Album Review: Bibio – Ribbons

Listening to Ribbons, Bibio‘s 10th album (7th on Warp Records), it’s hard not to feel like Stephen Wilkinson has something he wants to tell you.

That might seem a little odd for an artist so dedicated to the crafting, to the musicality, of making a record. But the early movements of Ribbons adopt such a cohesive outlook that it’s tricky not to sense some underlying meaning. For one thing, the first eight tracks of Ribbons manifest a much broader move towards earthy, folk-orientated instrumentation, and is (mostly) a collection of wonderfully delicate, almost classical guitar compositions.

For another, there’s a recurring focus on the influence of small, apparently inconsequential happenings in the world and how meaningful truly they are.

On ‘The Art Of Living,’ Wilkinson considers the lessons learned watching life in bloom or remembering micro-experiences of personal flaws. On ‘Curls’ he chronicles the instructive hidden meanings of watching nature at work – “To find a stone just to bounce across the pond / Is the path it makes that’s a clue to other songs” – and leans into seemingly prosaic memories given new weight by artful instrumentation.

Wilkinson, it seems, has been taking the time to pay attention to the things around him – and hopes you will too.

Which seems like a timely fixation, when much of society’s discourse is bothering over what might or might not be the really real reality, and what might be a mirage. Over whose truth might be true to you and which lies might be truisms in disguise. The entire aesthetic of Ribbons turns away from this misstep and quietly asserts the value of simple pleasures and how hugely important paying them attention can be.

Only on ‘Watching The Flies’ does Wilkinson appear, perhaps, vaguely, to frame this against the state of the world. “July comes, the sun alludes you / I know, you can’t afford a room with a view,” he sings, a nod to how easily we become separated from straightforward, costless moments of pleasure.

This is not a wholly new theme in Bibio’s work. On Ambivalence Avenue, he sung of hidden words and on A Mineral Love he worried about “time eaten by the city.” But on Ribbons, the care he shows for the little things is matched by careful and largely unadorned instrumentation that paints a pastoral scene of bucolic joys.
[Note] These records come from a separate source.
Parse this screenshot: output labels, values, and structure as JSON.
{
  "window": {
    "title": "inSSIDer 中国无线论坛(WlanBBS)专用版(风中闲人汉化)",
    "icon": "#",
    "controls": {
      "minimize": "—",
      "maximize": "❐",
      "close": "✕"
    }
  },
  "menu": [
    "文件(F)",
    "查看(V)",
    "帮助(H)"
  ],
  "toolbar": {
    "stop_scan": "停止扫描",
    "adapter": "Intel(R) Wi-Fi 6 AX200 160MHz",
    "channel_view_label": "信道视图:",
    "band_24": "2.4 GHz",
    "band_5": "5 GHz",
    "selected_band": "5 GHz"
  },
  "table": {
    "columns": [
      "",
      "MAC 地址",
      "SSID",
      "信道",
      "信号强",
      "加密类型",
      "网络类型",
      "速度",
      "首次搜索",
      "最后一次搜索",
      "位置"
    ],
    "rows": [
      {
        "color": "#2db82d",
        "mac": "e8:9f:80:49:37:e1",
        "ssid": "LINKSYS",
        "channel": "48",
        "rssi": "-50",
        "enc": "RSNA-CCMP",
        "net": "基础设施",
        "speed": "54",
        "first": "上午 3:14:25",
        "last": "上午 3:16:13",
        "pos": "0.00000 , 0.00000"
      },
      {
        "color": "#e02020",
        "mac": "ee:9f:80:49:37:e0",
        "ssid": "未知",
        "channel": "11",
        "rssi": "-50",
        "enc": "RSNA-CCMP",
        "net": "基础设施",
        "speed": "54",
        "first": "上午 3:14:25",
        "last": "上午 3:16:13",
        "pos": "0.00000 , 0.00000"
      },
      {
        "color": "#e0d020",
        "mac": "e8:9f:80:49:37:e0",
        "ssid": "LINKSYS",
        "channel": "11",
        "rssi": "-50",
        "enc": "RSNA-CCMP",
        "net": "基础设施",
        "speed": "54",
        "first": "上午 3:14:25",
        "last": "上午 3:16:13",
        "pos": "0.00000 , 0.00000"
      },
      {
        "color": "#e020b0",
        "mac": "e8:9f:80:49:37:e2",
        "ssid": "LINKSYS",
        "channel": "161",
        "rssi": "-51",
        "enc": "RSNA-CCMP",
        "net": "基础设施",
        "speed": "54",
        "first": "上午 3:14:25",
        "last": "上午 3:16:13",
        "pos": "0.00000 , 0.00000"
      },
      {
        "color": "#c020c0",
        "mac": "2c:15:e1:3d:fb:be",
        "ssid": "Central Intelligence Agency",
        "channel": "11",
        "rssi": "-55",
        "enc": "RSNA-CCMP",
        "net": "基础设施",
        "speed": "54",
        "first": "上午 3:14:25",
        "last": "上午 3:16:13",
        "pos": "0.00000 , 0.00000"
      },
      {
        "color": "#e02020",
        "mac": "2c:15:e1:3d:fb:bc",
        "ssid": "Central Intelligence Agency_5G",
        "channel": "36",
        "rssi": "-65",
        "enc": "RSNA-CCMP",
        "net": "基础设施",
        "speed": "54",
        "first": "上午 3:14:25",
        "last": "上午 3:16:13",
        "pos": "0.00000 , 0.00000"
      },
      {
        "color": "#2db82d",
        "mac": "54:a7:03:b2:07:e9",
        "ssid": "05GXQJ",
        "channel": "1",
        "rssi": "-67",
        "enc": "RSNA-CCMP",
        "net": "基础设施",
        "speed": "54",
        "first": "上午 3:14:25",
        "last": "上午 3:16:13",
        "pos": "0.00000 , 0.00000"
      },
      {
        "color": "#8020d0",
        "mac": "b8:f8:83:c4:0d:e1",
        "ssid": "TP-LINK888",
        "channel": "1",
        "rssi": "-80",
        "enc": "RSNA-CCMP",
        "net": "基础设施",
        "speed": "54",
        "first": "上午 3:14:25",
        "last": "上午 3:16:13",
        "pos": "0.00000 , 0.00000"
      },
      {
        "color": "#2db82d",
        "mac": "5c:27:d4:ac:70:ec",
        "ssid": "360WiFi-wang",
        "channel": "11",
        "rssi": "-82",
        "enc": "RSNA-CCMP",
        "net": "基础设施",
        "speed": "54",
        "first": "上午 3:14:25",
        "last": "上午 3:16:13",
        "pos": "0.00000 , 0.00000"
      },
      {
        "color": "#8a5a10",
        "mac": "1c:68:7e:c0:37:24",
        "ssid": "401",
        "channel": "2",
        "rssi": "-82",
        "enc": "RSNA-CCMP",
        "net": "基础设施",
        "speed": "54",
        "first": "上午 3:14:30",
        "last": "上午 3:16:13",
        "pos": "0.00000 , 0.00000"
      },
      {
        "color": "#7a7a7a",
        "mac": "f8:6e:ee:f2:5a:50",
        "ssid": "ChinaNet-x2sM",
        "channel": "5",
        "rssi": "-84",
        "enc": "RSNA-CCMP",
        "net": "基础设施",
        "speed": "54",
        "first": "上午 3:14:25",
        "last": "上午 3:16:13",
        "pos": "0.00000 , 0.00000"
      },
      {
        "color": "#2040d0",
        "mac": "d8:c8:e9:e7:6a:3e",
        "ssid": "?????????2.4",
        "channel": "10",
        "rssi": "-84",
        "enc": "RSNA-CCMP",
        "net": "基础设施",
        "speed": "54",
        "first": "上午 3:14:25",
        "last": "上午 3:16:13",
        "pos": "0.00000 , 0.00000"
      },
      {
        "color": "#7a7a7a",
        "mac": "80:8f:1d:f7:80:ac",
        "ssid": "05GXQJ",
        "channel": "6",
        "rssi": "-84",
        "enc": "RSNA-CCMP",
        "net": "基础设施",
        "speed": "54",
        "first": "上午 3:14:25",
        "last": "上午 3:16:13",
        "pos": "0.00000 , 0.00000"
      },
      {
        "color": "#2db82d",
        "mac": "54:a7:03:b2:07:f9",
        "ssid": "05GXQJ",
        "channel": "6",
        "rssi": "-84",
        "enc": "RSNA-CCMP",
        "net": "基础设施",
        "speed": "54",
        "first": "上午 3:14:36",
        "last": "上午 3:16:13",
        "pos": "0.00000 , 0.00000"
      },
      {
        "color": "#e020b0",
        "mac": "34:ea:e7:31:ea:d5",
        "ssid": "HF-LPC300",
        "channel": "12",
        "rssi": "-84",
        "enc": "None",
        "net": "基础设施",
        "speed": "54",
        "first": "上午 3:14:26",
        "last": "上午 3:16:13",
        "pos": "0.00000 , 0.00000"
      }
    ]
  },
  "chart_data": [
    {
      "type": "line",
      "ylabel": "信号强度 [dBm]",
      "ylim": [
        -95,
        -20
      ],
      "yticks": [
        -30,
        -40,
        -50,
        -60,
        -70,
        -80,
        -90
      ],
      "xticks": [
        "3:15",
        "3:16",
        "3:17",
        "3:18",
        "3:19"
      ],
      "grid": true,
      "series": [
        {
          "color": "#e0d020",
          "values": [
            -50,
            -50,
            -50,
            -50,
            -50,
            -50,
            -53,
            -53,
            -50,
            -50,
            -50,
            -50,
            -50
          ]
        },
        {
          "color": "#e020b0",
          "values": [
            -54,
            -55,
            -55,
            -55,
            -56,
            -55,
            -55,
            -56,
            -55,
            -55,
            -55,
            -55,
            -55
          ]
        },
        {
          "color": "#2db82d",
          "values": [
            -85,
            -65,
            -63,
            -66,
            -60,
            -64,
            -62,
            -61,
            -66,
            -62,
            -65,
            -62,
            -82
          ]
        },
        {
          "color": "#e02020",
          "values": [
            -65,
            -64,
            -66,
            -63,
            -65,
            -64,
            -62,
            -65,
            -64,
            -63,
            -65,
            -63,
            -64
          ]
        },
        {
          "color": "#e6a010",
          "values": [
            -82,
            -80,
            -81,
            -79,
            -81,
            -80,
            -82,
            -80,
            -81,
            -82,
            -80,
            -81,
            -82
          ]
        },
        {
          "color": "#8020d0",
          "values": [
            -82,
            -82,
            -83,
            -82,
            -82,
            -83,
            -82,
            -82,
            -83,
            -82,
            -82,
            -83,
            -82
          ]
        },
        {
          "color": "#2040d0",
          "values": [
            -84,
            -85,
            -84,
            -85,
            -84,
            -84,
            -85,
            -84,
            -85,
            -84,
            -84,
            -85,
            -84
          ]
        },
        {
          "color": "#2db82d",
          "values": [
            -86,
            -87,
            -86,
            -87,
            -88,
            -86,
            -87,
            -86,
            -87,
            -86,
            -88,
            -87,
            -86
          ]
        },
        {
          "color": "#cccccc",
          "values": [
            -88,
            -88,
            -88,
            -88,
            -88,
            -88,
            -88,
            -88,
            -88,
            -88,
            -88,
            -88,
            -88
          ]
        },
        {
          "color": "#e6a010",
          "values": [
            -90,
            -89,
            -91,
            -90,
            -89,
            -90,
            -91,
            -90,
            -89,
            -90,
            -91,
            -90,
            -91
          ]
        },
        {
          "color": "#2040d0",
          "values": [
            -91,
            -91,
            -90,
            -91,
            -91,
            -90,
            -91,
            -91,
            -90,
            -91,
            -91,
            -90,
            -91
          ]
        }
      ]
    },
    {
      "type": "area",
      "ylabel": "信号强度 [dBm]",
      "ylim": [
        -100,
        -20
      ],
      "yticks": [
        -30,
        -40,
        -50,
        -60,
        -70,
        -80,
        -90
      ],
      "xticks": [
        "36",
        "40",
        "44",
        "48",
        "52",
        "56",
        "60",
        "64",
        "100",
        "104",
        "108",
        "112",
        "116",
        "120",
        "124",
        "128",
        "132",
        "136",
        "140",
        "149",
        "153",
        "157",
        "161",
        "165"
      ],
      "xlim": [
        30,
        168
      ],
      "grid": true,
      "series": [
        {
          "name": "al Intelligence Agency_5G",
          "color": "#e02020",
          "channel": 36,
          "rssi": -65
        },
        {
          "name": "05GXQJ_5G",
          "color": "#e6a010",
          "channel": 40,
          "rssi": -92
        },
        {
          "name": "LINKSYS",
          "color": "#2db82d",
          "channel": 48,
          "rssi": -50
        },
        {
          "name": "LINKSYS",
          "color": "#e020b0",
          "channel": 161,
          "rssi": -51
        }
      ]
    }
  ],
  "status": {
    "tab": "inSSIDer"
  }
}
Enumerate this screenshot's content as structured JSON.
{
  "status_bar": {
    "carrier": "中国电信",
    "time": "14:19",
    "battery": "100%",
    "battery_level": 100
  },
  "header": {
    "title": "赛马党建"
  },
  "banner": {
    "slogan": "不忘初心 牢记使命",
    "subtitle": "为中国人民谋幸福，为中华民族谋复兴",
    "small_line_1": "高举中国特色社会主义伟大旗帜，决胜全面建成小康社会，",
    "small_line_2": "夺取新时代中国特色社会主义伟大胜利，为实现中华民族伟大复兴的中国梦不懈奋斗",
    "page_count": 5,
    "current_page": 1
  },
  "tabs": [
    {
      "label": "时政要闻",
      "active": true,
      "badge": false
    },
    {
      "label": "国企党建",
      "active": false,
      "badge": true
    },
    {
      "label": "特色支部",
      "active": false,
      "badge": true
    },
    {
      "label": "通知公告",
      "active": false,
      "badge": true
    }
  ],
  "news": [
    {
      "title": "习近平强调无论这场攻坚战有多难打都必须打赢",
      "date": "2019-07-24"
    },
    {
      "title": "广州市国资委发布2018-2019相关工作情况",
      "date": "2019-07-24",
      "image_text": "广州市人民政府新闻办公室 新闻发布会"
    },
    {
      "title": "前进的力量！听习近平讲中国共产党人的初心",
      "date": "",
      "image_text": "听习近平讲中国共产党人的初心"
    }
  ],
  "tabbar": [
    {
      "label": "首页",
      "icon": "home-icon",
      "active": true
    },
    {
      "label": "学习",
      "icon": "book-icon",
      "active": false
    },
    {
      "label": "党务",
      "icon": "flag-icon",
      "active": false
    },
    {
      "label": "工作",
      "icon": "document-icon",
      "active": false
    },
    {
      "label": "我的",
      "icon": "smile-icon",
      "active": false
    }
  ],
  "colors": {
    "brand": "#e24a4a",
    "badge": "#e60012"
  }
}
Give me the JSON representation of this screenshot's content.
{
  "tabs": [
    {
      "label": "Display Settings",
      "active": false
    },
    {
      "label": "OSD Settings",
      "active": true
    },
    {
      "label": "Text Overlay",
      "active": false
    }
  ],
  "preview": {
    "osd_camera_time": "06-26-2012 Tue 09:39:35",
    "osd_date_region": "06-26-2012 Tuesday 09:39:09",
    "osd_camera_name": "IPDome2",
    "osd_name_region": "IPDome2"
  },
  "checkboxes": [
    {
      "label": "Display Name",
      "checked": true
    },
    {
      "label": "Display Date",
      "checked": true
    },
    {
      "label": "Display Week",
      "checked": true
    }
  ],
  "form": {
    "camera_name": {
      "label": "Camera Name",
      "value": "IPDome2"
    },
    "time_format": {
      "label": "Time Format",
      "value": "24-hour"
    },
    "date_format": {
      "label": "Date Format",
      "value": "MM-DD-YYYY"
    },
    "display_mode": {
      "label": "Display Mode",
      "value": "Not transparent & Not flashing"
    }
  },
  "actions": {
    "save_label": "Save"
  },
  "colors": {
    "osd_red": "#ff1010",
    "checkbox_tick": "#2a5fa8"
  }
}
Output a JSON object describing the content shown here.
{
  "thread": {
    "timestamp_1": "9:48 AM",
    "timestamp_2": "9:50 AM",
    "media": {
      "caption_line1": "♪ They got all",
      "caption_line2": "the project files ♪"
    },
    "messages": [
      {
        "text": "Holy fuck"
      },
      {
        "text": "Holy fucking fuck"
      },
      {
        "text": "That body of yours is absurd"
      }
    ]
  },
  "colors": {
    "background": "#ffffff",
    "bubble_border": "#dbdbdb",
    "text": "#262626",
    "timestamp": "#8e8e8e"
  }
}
That’s not to say it’s bereft of the production traits so recognizable of Bibio’s work. ‘Before’ and ‘Old Graffiti’ draw on the soulful strut found on A Mineral Love. ‘Pretty Ribbons And Lovely Flowers’ sees Wilkinson reaching once again for haunting sound manipulation, forming something deeply affective with his distinctive approach to electronic music.

But Ribbons’ often pristine production seems to speak of a clarity in its creator’s mind. Ribbons isn’t an ode to nature, nor is it a catalogue of all the reasons to be happy (“who’d have thought / we’d turn our home to hell” he sings on ‘Curls’). But it is a reflection of how the things we so easily overlook – the sounds of nature, the turning of seasons, the mundane images can make the most treasured memories – can have such a huge impact on how we see the world.